Judicial service is gratifying and rewarding, but ethical canons necessarily limit our actions. I am not complaining mind you, but lawyers apparently have less formal constraints in their everyday lives. Ethical rules for lawyers generally relate to the practice of law. I particularly like California Business and Professions Code section 6068(b), "To maintain the respect due to the courts of justice and judicial officers." A similar notion can be found in the American Bar Association Canons of Professional Ethics. Canon 1 admonishes lawyers to "maintain towards the Courts a respectful attitude .…"
If we took a random sampling of judges and lawyers and placed them in the earlier scenarios I posed, how do you think they would decide the moral questions? No doubt there would be little difference between the two groups. If judges fared slightly higher on the moral scale, it might be because of their awareness of the judicial canons of ethics that speak to a judge's extrajudicial conduct.
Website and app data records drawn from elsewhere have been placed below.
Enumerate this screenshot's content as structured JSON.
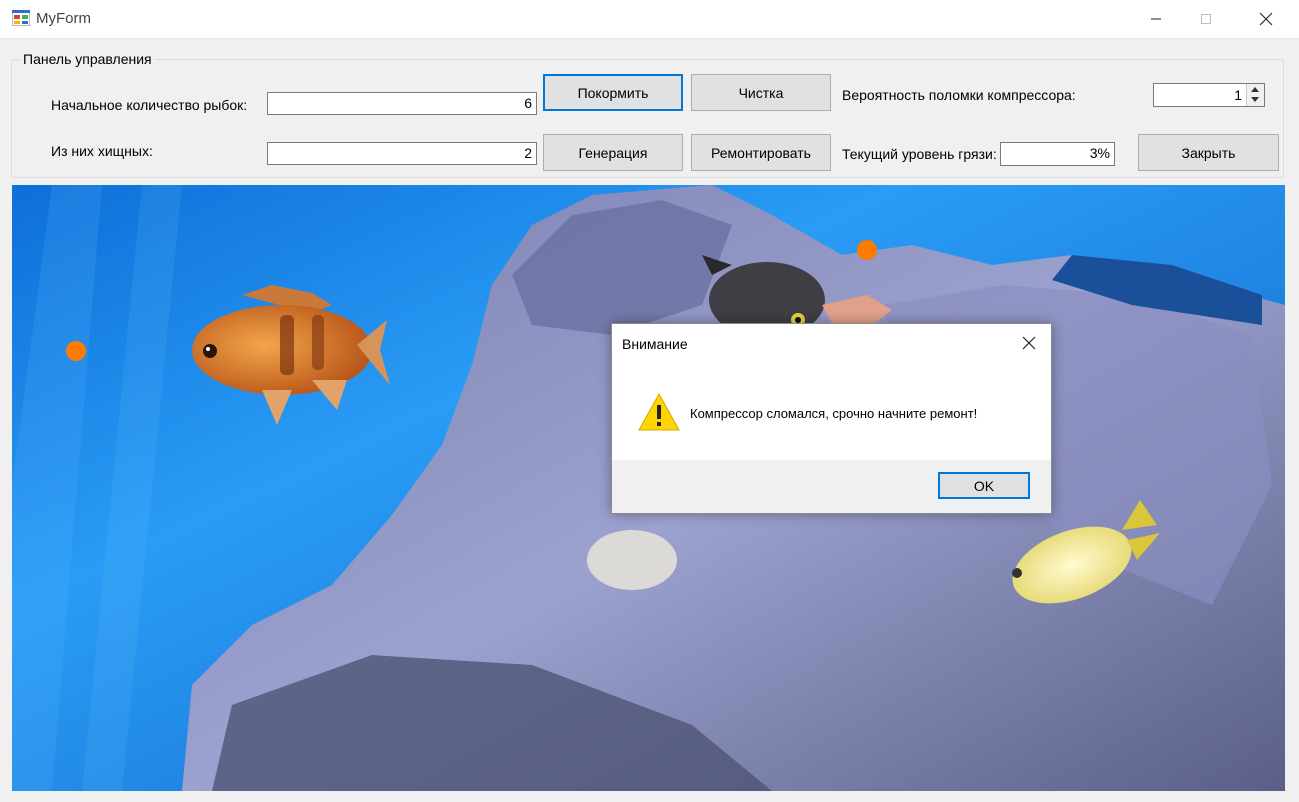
{
  "window": {
    "title": "MyForm",
    "icon": "winforms-app-icon",
    "controls": [
      "minimize-icon",
      "maximize-icon",
      "close-icon"
    ]
  },
  "panel": {
    "legend": "Панель управления",
    "initial_fish_label": "Начальное количество рыбок:",
    "initial_fish_value": "6",
    "predators_label": "Из них хищных:",
    "predators_value": "2",
    "compressor_failure_label": "Вероятность поломки компрессора:",
    "compressor_failure_value": "1",
    "dirt_level_label": "Текущий уровень грязи:",
    "dirt_level_value": "3%"
  },
  "buttons": {
    "feed": "Покормить",
    "clean": "Чистка",
    "generate": "Генерация",
    "repair": "Ремонтировать",
    "close": "Закрыть"
  },
  "dialog": {
    "title": "Внимание",
    "message": "Компрессор сломался, срочно начните ремонт!",
    "ok": "OK",
    "icon": "warning-icon"
  },
  "colors": {
    "accent": "#0078d7",
    "food_pellet": "#ff7a00",
    "water": "#1f8ef0"
  }
}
In the next example I offer, we need not refer to canons of ethics. I recently purchased an electronic keyboard and an amplifier at a store that sells those kinds of things. The corporation that owns the store apparently operates under the firm conviction that customers patronizing the store are thieves.
Parcels leaving the store are thoroughly examined, and after purchase, one's sales slip and the items purchased are thoroughly checked against each other by an unsmiling attendant. Yes, I understand, many businesses operate under this assumption. It is a "sign of the times."
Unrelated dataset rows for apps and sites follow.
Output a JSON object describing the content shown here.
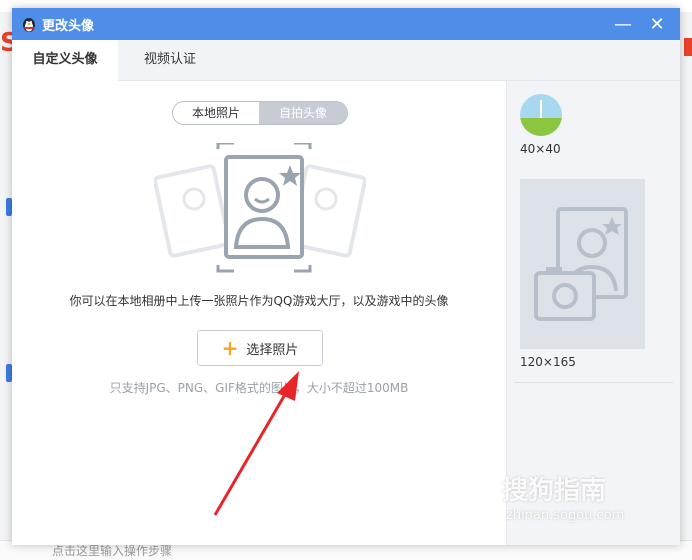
{
  "dialog": {
    "title": "更改头像",
    "minimize_symbol": "—",
    "close_symbol": "✕"
  },
  "tabs": [
    {
      "label": "自定义头像",
      "active": true
    },
    {
      "label": "视频认证",
      "active": false
    }
  ],
  "source_toggle": {
    "options": [
      "本地照片",
      "自拍头像"
    ],
    "selected": "本地照片"
  },
  "upload": {
    "description": "你可以在本地相册中上传一张照片作为QQ游戏大厅，以及游戏中的头像",
    "button_icon": "plus-icon",
    "button_label": "选择照片",
    "hint": "只支持JPG、PNG、GIF格式的图片，大小不超过100MB"
  },
  "preview": {
    "small_size": "40×40",
    "large_size": "120×165"
  },
  "background": {
    "bottom_text": "点击这里输入操作步骤"
  },
  "watermark": {
    "brand": "搜狗指南",
    "url": "zhinan.sogou.com"
  },
  "colors": {
    "titlebar": "#4f8ee8",
    "accent_plus": "#f4a623",
    "arrow": "#e8262a"
  }
}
My salesperson, who thought I was Methuselah, suggested I purchase an "insurance policy," not to be confused with an extended warranty, on the products I had just purchased. But I asked my 14-year-old salesperson, "Why would I need such a policy when you just told me the products I purchased were durable and well made?" The sales boy patiently replied, "When a new model comes out, you can turn in your old damaged one and get a new one." "But what if it's not damaged?" I asked. The look on his youthful face was one of incredulity. He looked up at the ceiling before responding to the naïve question the elderly gentleman had just asked. "Oh, it is bound to be and then you can get a new one." I expected a gentle pat on the head. And then it all made sense. If you shop at a store that assumes you are a thief, you might as well act with the character of a thief and damage the product to get the newer model.
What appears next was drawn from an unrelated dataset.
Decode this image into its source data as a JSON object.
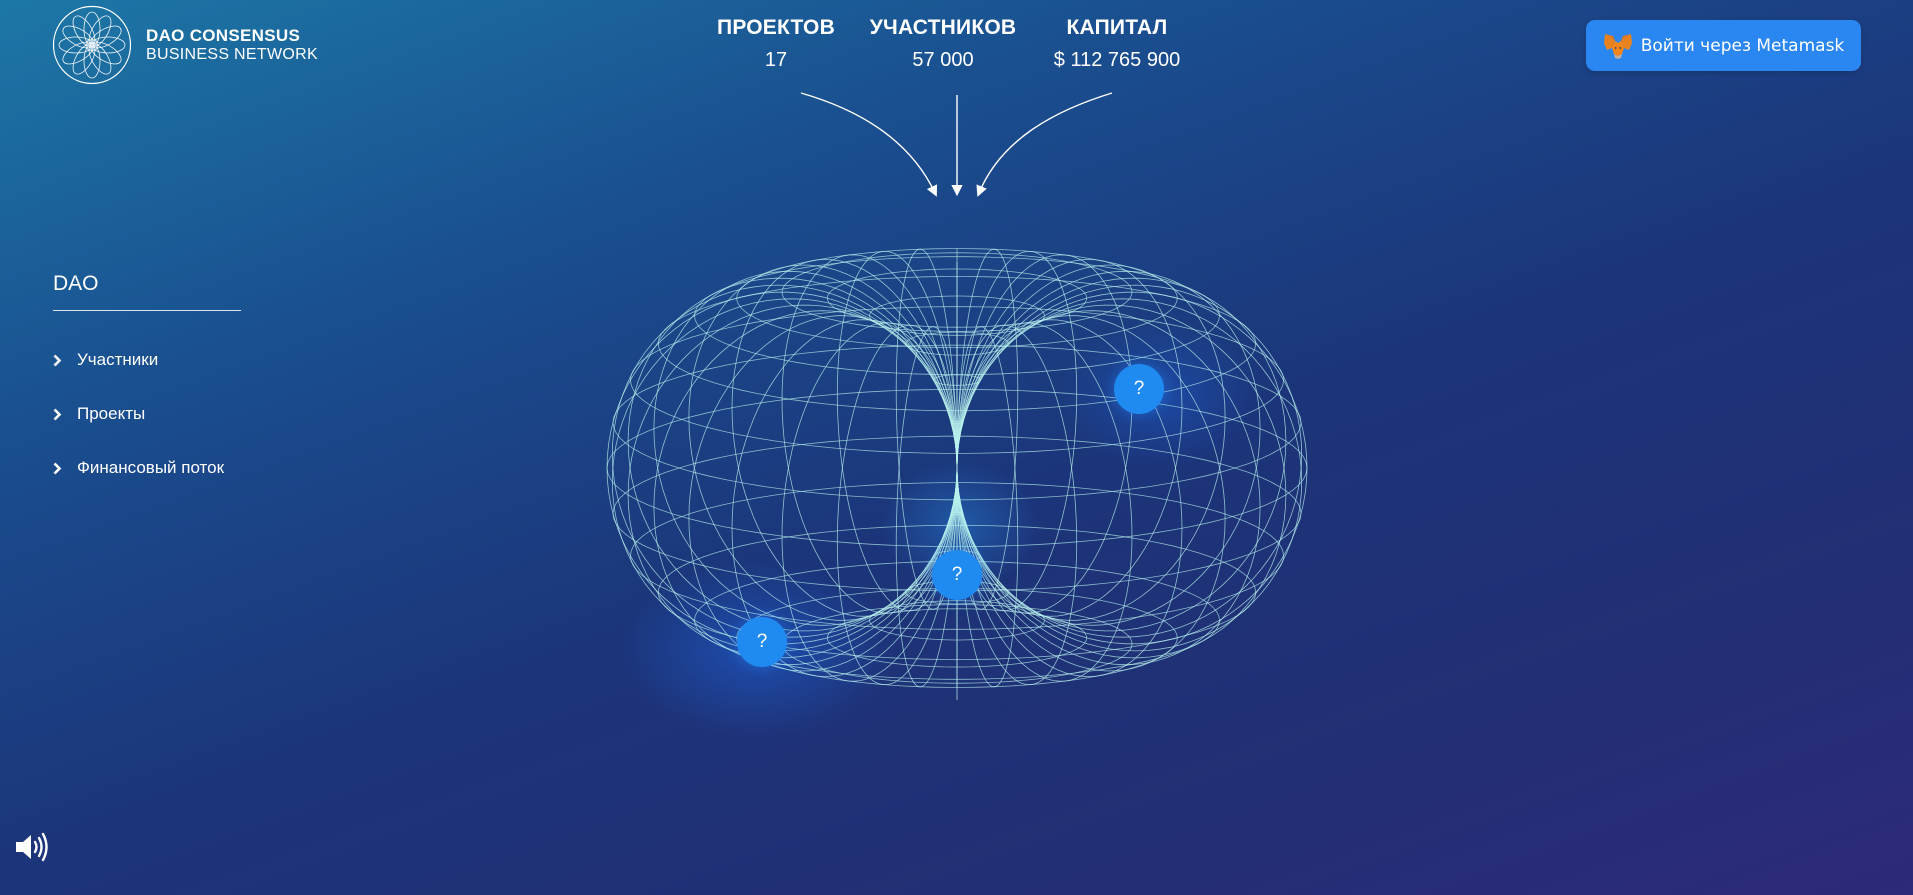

Most people I know, whether they are lawyers or judges, would pass on the insurance. And how would someone even go about "damaging" an electronic keyboard or amplifier? (Just kidding.)
No matter. This illustrates pervasive cynicism these days about the choices we make or are expected to make.
Why is this is happening? Justice Antonin Scalia offered an answer. In an interview with Jennifer Senior in New York Magazine last month, he unequivocally stated he believes in the Devil. Though I seldom agree with Justice Scalia, I think he has been unfairly ridiculed for his belief. Justice Scalia's Devil is for me a metaphorical concept, but no less real. The Devil represents the tempting shortcuts that are offered on our journey through life. So if we truly value our professions and ourselves, we will take a moment for reflection when we make our choices.